To me, the thing that’s most noteworthy is the admission that, if greenhouse gas emissions are really going to fall in a city like Seattle, a lot of the reduction will have to come from the transportation sector.  Seattle’s electricity is already, at least nominally, climate-neutral.  Some gains can probably be made in industrial energy efficiency, and in buildings heated with gas or oil.  But the big story is likely to be in highway transportation:  cars, trucks, and buses.

Which leads to a few thoughts.  First, Nickels is making a risky promise, since it’s pretty hard for a city—with its relatively limited range of policy tools—to get people to use less gasoline and diesel fuel.  The city government can ramp up the efficiency of its own vehicle fleet, including buses.  But that only goes so far; the large majority of the transportation fuel in the city is consumed by private vehicles. 

And while the city can take lots of steps to foster more compact, transit- and pedestrian-friendly neighborhoods—which are generally far more fuel efficient than sparsely populated suburbs—it’s probably going to have to attract lots of new residents to do so.  (You can’t create a dense neighborhood without adding people.)  But that puts the city in a bind: adding new residents could add to the city’s emissions tally, even as creating compact neighborhoods reduces it.  So in terms of total (not per capita) emissions, the city could wind up running faster and faster to stay in one place—kind of like the Red Queen in Alice and Wonderland.

  • The city is making its goals all the more difficult to reach, given its support for some major road projects (replacement of the Viaduct with a tunnel, plus widening the SR-520 bridge across Lake Washington).  If the transportation planners are correct, bigger roads will generate more car trips (that’s what they’re for, after all).  Increased traffic capacity comes with benefits as well as costs, of course; but one of the costs is to make it a lot harder to meet Mayor Nickels’s emissions goals.

    Of course, there are some things that the city can do to encourage people to drive less.  But most of them have to do with making it more expensive to drive—tolling roadways in the city, taxing parking, and the like.  Those are reasonable policy options—there are cities in the world that do those sorts of things.  But they’ll be tough to pass in what is, to a large extent, still a car-oriented metropolic.

    My second big thought here is that—perhaps—Seattle shouldn’t focus on reducing climate-warming emissions from within the city itself.  This isn’t necessarily an obvious point, and there may be no easy way to make this happen in practice.  But there could be easier, and more cost effective, means to reduce such emissions outside the city than inside it.  For example, Seattle city light could work with other utilities in the region to help them become climate neutral.  That could make a big difference to the region’s net climate impact—but it’s not the same thing as reducing Seattle’s own emissions, which is apparently the bar that the mayor has set for the city.

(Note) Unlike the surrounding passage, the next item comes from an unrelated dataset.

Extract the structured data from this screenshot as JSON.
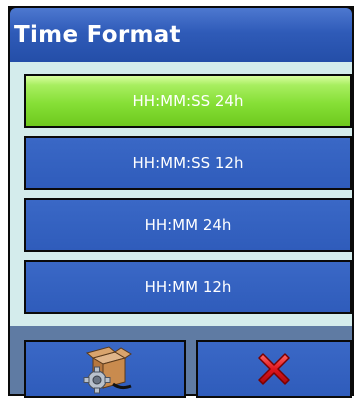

    The mayor’s set the city a big task, and I applaud him for it.  But it’s going to be tough going—it’ll require a lot of creativity, and perhaps some creative accounting, to get the job done.